“There is no experience like being a parent, it changes everything … of course it changes how you work,” Harper said in front of a small group of Saskatoon supporters Wednesday.
“Who stays home with the new baby? For how long, and how do parents mange that financially? These are all serious decisions,” he said.
Harper announced a four-part package meant to give new parents more job security and more options to manage their income.
With 12 days left before the election, Harper said the federal government would amend the federal labour code to provide job protection to new parents in federally-regulated sectors until their babies reach the age of 18 months.
Under the current federal labour code biological mothers are eligible for up to 17 weeks of maternity leave while natural and adoptive parents can get up to 37 weeks of parental leave. Harper’s promise translates into an extra six months of unpaid paternal leave.
The Conservatives would also give parents the option of receiving employment insurance parental benefits at a full rate for up to 35 weeks, or the option of extending those payments at a lesser rate for up to 61 weeks.
Sticking with employment insurance (E.I.) income, Harper said a Conservative government would launch a new two-year pilot project to allow parents to earn self-employment income without hindering their E.I. benefits. They would be able to earn a combined total of $50,800 from both the E.I. benefits and self-employment income in 2016.

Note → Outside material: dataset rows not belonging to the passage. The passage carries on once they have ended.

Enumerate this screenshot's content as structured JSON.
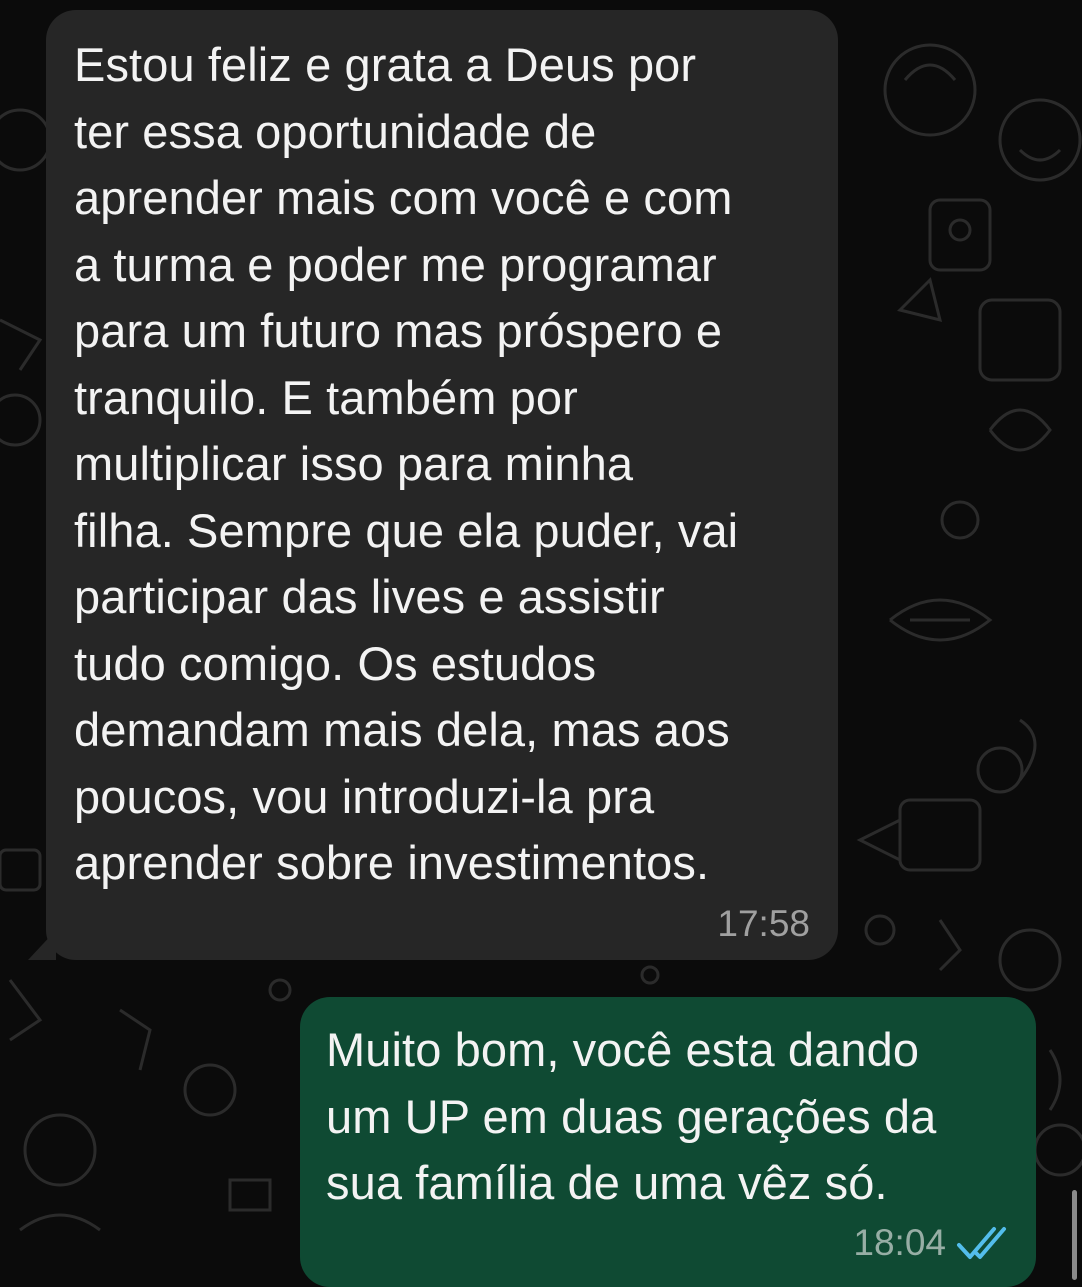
{
  "chat": {
    "messages": [
      {
        "direction": "incoming",
        "text": "Estou feliz e grata a Deus por\nter essa oportunidade de\naprender mais com você e com\na turma e poder me programar\npara um futuro mas próspero e\ntranquilo. E também por\nmultiplicar isso para minha\nfilha. Sempre que ela puder, vai\nparticipar das lives e assistir\ntudo comigo. Os estudos\ndemandam mais dela, mas aos\npoucos, vou introduzi-la pra\naprender sobre investimentos.",
        "time": "17:58"
      },
      {
        "direction": "outgoing",
        "text": "Muito bom, você esta dando\num UP em duas gerações da\nsua família de uma vêz só.",
        "time": "18:04",
        "status_icon": "double-check-read-icon"
      }
    ]
  },
  "colors": {
    "background": "#0b0b0b",
    "incoming_bubble": "#262626",
    "outgoing_bubble": "#0f4a33",
    "read_ticks": "#53bdeb"
  }
}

Women on E.I. will also be able to earn regular employment income under the Working While on Claim pilot project.
“These commitments will provide new parents with additional flexibility and allow those who are interested in starting a new business to do so,” Harper said.
Canadians will head to the polls on Oct. 19.